U.S. small business confidence fell in March as hiring and capital spending plans weakened, adding to signs that economic growth braked sharply in the first quarter.
The National Federation of Independent Business said on Tuesday its Small Business Optimism Index dropped 2.8 points to 95.2 last month. The decline in the NFIB is in line with softer data on employment growth and manufacturing.
Economic growth in recent months has been dampened by harsh winter weather as well as a now-settled labor dispute at the normally busy West Coast ports, softer global demand and a stronger dollar.
The economy is estimated to have expanded at a sub-1.5 percent annual rate in the first quarter after growing at a 2.2 percent pace in the final three months of 2014.
"Not a recession scenario overall for sure, but there is not much growth energy in the economy," said NFIB chief economist William Dunkelberg.
All 10 components of the index fell last month, with sharp declines in labor market indicators.

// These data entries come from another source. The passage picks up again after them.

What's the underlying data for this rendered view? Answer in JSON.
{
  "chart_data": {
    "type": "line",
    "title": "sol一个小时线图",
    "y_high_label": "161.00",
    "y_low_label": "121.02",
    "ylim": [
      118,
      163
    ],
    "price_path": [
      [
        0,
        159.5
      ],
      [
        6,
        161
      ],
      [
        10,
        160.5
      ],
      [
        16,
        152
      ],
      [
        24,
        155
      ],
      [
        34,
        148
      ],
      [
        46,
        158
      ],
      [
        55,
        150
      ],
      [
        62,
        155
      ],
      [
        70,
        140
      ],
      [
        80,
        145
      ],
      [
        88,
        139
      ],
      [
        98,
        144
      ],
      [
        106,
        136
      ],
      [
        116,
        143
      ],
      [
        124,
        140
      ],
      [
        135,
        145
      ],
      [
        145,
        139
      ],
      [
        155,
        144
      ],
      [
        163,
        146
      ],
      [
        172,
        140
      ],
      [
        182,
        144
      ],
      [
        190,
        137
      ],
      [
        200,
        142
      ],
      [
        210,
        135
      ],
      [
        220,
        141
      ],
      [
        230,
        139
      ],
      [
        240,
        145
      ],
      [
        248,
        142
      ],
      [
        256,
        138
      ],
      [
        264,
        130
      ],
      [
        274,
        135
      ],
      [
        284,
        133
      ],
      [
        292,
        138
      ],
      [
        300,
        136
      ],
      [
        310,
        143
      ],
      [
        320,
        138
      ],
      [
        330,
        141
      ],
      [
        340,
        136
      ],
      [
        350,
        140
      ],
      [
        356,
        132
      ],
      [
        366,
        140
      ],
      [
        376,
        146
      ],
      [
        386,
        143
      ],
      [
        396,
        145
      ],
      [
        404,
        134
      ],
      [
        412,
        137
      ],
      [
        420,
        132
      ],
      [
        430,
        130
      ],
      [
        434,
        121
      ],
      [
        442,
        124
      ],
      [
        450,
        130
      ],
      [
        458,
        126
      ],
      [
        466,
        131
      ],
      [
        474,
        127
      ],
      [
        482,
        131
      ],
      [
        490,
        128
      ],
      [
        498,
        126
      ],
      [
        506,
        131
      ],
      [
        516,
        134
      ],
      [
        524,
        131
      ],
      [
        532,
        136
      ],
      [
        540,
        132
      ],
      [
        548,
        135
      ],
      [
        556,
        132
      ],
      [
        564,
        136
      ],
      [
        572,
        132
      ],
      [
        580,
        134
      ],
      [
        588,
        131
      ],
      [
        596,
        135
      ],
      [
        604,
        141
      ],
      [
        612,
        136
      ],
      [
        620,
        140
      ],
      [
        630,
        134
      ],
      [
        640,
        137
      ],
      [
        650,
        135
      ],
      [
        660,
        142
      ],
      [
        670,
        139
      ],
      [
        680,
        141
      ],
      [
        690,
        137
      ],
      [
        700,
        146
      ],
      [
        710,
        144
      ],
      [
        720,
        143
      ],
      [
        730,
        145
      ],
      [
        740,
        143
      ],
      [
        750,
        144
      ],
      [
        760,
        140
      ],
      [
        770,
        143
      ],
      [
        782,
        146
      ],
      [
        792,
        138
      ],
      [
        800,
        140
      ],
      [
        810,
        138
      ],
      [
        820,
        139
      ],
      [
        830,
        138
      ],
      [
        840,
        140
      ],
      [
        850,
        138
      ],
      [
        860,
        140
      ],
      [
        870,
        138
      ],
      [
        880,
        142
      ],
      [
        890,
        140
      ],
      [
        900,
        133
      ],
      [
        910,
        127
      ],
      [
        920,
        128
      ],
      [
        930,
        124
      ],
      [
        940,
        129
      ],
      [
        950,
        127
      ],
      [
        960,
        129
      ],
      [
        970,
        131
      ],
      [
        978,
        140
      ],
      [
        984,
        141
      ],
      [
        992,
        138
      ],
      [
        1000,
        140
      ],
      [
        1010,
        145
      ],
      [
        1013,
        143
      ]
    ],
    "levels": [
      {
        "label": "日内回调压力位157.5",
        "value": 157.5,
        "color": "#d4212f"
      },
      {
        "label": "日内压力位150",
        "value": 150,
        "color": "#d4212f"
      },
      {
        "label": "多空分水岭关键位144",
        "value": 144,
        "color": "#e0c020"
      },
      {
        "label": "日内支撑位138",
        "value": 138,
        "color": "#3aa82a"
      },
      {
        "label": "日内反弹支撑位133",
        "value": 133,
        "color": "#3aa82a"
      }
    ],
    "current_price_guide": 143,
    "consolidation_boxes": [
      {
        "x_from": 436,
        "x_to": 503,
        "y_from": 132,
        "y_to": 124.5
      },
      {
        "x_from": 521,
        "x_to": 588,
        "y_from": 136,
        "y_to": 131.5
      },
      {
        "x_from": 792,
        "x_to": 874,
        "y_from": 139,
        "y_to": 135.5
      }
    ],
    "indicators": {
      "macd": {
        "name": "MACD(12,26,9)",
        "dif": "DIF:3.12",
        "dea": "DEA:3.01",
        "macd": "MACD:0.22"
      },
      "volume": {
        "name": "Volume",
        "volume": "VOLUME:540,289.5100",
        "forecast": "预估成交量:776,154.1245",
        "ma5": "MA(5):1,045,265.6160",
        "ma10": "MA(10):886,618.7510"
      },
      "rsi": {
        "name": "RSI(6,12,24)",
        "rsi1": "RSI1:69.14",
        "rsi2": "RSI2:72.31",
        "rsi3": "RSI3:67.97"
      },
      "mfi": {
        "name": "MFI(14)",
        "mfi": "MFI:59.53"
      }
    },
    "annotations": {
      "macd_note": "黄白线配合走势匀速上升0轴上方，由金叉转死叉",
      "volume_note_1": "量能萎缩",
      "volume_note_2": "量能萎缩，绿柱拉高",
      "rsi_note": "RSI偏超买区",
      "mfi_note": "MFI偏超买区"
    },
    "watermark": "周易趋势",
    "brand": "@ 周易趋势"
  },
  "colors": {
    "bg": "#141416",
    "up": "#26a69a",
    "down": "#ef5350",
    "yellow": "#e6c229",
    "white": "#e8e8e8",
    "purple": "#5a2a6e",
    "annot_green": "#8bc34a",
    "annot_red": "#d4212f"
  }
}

The share of small business owners saying they could not fill open positions dropped five points last month from a near nine-month high in February, which could see tepid wage growth persist for a while.